FPL Centralized Solar Themal
New solar plant welcome addition to our region
OUR POSITION: The new 25-megawatt
Sun we've got for free. Converting it into electricity to keep our homes cool is another thing.
The state Public Service Commission last week approved a
bid by Florida Power & Light to charge up-front costs to customers for
construction of three solar plants, the largest one in
The decision is great news for
For rural DeSoto, it will bring
a welcome economic boost in what could become a showpiece of 21st century
alternative energy production. FP&L plans to build a 25-megawatt
photovoltaic plant at a 1,525-acre site FP&L owns east of U.S. 17 roughly a
mile south of the
Given ideal conditions (
The FP&L plant also quickly will become one of the county's largest property taxpayers, boosting the county's tax base. Construction and operation will provide jobs fo r locals and bring new tax-paying residents to the area. It's a clear win for the county.
Increased production of solar energy also is an important
The DeSoto plant is one of three
planned by FP&L for the state. The company intends to build a 75-megawatt

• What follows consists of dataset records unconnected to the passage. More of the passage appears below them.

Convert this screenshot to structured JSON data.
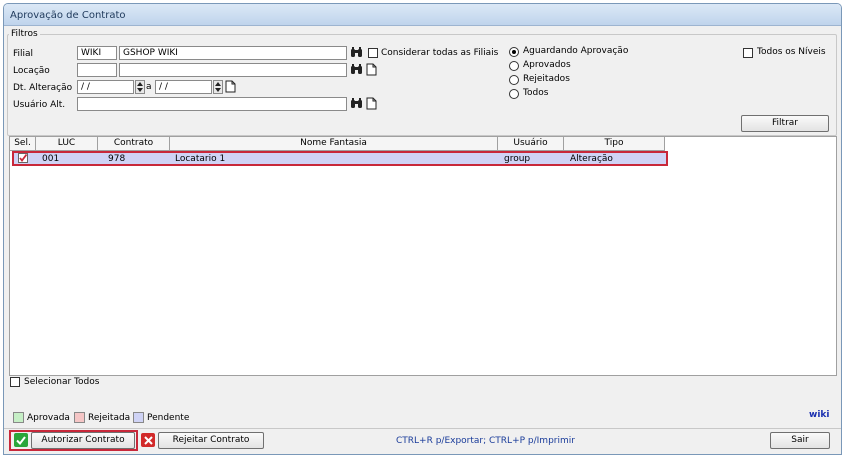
{
  "window": {
    "title": "Aprovação de Contrato"
  },
  "filters": {
    "group_label": "Filtros",
    "filial_label": "Filial",
    "filial_code": "WIKI",
    "filial_name": "GSHOP WIKI",
    "locacao_label": "Locação",
    "locacao_code": "",
    "locacao_name": "",
    "dt_label": "Dt. Alteração",
    "dt_from": "/ /",
    "dt_sep": "a",
    "dt_to": "/ /",
    "usuario_label": "Usuário Alt.",
    "usuario_value": "",
    "consider_all_label": "Considerar todas as Filiais",
    "all_levels_label": "Todos os Níveis",
    "status_options": [
      {
        "label": "Aguardando Aprovação",
        "selected": true
      },
      {
        "label": "Aprovados",
        "selected": false
      },
      {
        "label": "Rejeitados",
        "selected": false
      },
      {
        "label": "Todos",
        "selected": false
      }
    ],
    "filter_button": "Filtrar"
  },
  "grid": {
    "columns": [
      "Sel.",
      "LUC",
      "Contrato",
      "Nome Fantasia",
      "Usuário",
      "Tipo"
    ],
    "rows": [
      {
        "sel": true,
        "luc": "001",
        "contrato": "978",
        "nome": "Locatario 1",
        "usuario": "group",
        "tipo": "Alteração"
      }
    ]
  },
  "select_all_label": "Selecionar Todos",
  "legend": [
    {
      "label": "Aprovada",
      "color": "#c6efc6"
    },
    {
      "label": "Rejeitada",
      "color": "#f5c6c6"
    },
    {
      "label": "Pendente",
      "color": "#cfd3f5"
    }
  ],
  "brand": "wiki",
  "footer": {
    "authorize_button": "Autorizar Contrato",
    "reject_button": "Rejeitar Contrato",
    "hint": "CTRL+R p/Exportar; CTRL+P p/Imprimir",
    "exit_button": "Sair"
  },
  "colors": {
    "highlight": "#c8283a",
    "hint_text": "#1a3c9a",
    "brand": "#1a2fb0"
  }
}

solar thermal plant in
FP&L's solar plants -- with a price tag of $688 million -- will only begin to fill the state's energy needs in coming years. FP&L notes conservation has already paid off: The mythical "typical" customers today use roughly 30 percent less electricity per household compared to 20 years ago.
And the Public Service Commission's green light on the solar plants was overshadowed by its approval of Progress Energy's proposed $17 billion nuclear plant in Levy C ounty. That could generate 2,200 megawatts, which would supply 1.3 million homes.
But the solar power field is an important step forward in
developing clean energy sources for
With the world's largest solar plant so close to home, that industry could further add to the region's economy.